By the time he was nineteen, Frank Schaeffer's parents, Francis and Edith Schaeffer, had achieved global fame as bestselling evangelical authors and speakers, and Frank had joined his father on the evangelical circuit. He would go on to speak before thousands in arenas around America, publish his own evangelical bestseller, and work with such figures as Pat Robertson, Jerry Falwell, and Dr. James Dobson. But all the while Schaeffer felt increasingly alienated, precipitating a crisis of faith that would ultimately lead to his departure,even if it meant losing everything. With honesty, empathy, and humour, Schaeffer delivers a brave and important book (Andre Dubus III, author of House of Sand and Fog ),both a fascinating insider's look at the American evangelical movement and a deeply affecting personal odyssey of faith.
In this sequel to his acclaimed novel Portofino, Frank Schaeffer's memorable young narrator, Calvin Becker, returns in a story that is a coming-of-age gem.

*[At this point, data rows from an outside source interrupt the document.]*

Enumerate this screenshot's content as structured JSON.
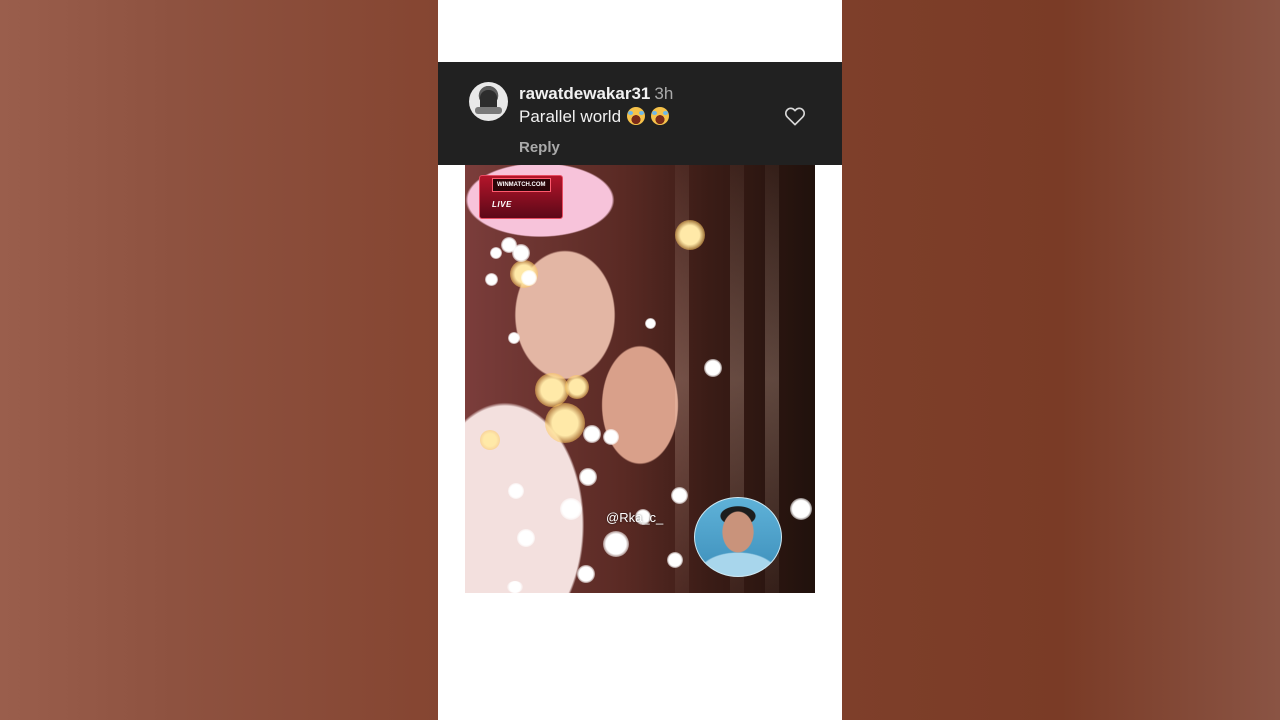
{
  "comment": {
    "username": "rawatdewakar31",
    "time": "3h",
    "text": "Parallel world",
    "reply_label": "Reply",
    "avatar_icon": "user-avatar",
    "like_icon": "heart-outline-icon",
    "emoji_icon": "laughing-face-emoji"
  },
  "video": {
    "badge_site": "WINMATCH.COM",
    "badge_live": "LIVE",
    "creator_handle": "@Rka_c_",
    "pip_icon": "presenter-face"
  },
  "colors": {
    "comment_bg": "#212121",
    "text_primary": "#f1f1f1",
    "text_secondary": "#aaaaaa",
    "page_bg": "#ffffff",
    "side_bg": "#8a4a35"
  }
}
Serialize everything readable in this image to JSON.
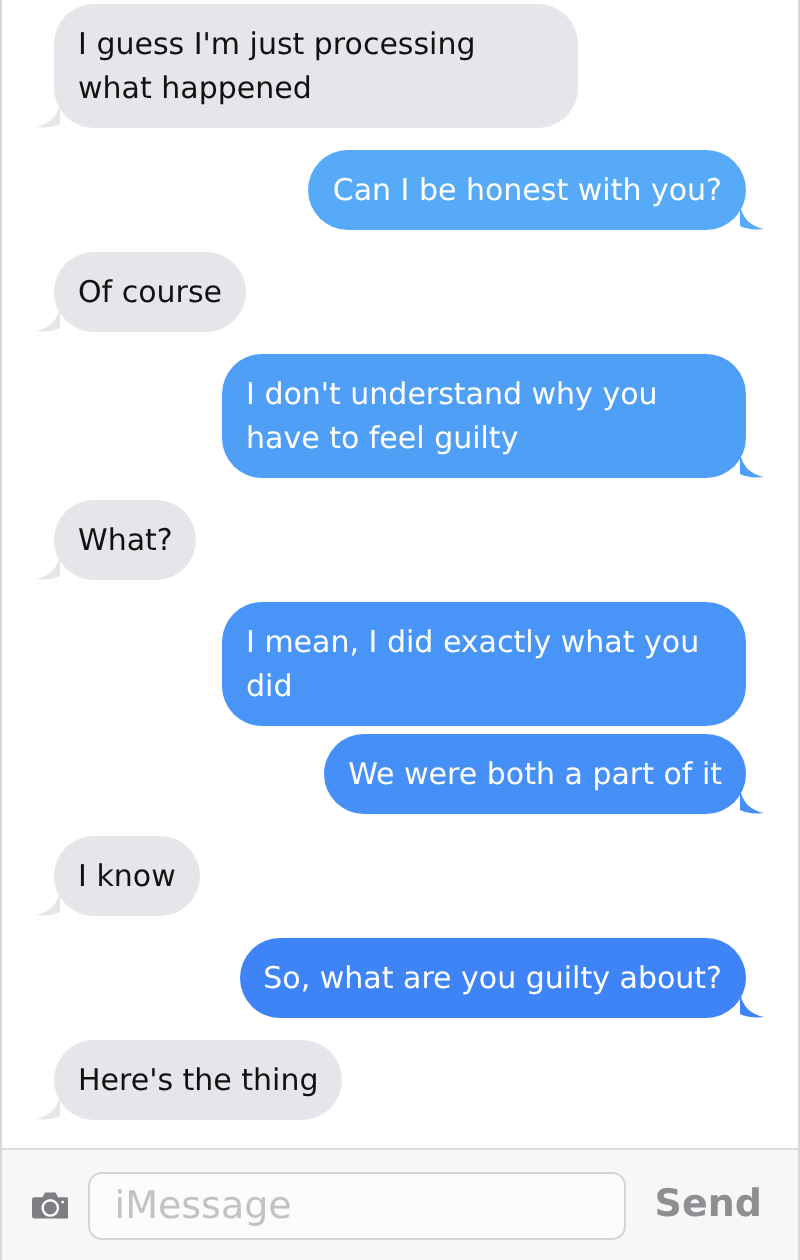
{
  "messages": [
    {
      "kind": "received",
      "text": "I guess I'm just processing what happened"
    },
    {
      "kind": "sent",
      "text": "Can I be honest with you?"
    },
    {
      "kind": "received",
      "text": "Of course"
    },
    {
      "kind": "sent",
      "text": "I don't understand why you have to feel guilty"
    },
    {
      "kind": "received",
      "text": "What?"
    },
    {
      "kind": "sent",
      "text": "I mean, I did exactly what you did"
    },
    {
      "kind": "sent",
      "text": "We were both a part of it"
    },
    {
      "kind": "received",
      "text": "I know"
    },
    {
      "kind": "sent",
      "text": "So, what are you guilty about?"
    },
    {
      "kind": "received",
      "text": "Here's the thing"
    }
  ],
  "composer": {
    "placeholder": "iMessage",
    "send": "Send"
  }
}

It is 1966, and Calvin is fourteen, torn between his naturally volcanic sexual curiosity and a fundamentalist family so strict that he has never seen a movie, watched television, or danced-and has to hide his five copies of Mad magazine in the attic. Ralph and Elsa Becker, Reformed Presbyterian missionaries from Kansas, are stationed in Switzerland and on a modest ski vacation with their three children: tyrannical eighteen-year-old Janet, angelic Rachael, and the irrepressible Calvin. But at the Hotel Riffelberg, a supposed safe haven from the sinners listening to jazz far below in Zermatt, Calvin nevertheless falls into the hands of Eva, a young waitress who, while bringing him breakfast each morning, begins Calvin's initiation. Even so, it is only after his mother catches him in the act (or so she thinks) that Calvin's real education begins. The resulting family meltdown builds to a climax destined to push Calvin's childhood into the past.
In 1998, Frank Schaeffer was a bohemian novelist living in Volvo driving, higher-education worshipping Massachusetts with two children graduated from top universities. Then his youngest child, straight out of high school, joined the United States Marine Corps. Written in alternating voices by eighteen-year-old John and his father, Frank, Keeping Faith takes readers in riveting fashion through a family's experience of the Marine Corps: from being broken down and built back up on Parris Island (and being the parent of a child undergoing that experience), to the growth of both father and son and their separate reevaluations of what it means to serve. From Frank's realization that among his fellow soccer dads the very words'boot camp' were pejorative, conjuring up'troubled youths at risk' ( 'But aren't they all terribly southern?' asked one parent ) to John's learning that the Marine next to you is more important than you are, Keeping Faith , a New York Times bestseller , is a fascinating and personal examination of issues of class, duty, and patriotism. The fact that John is currently serving in the Middle East only adds to the impact of this wonderfully written, timely, and moving human interest story.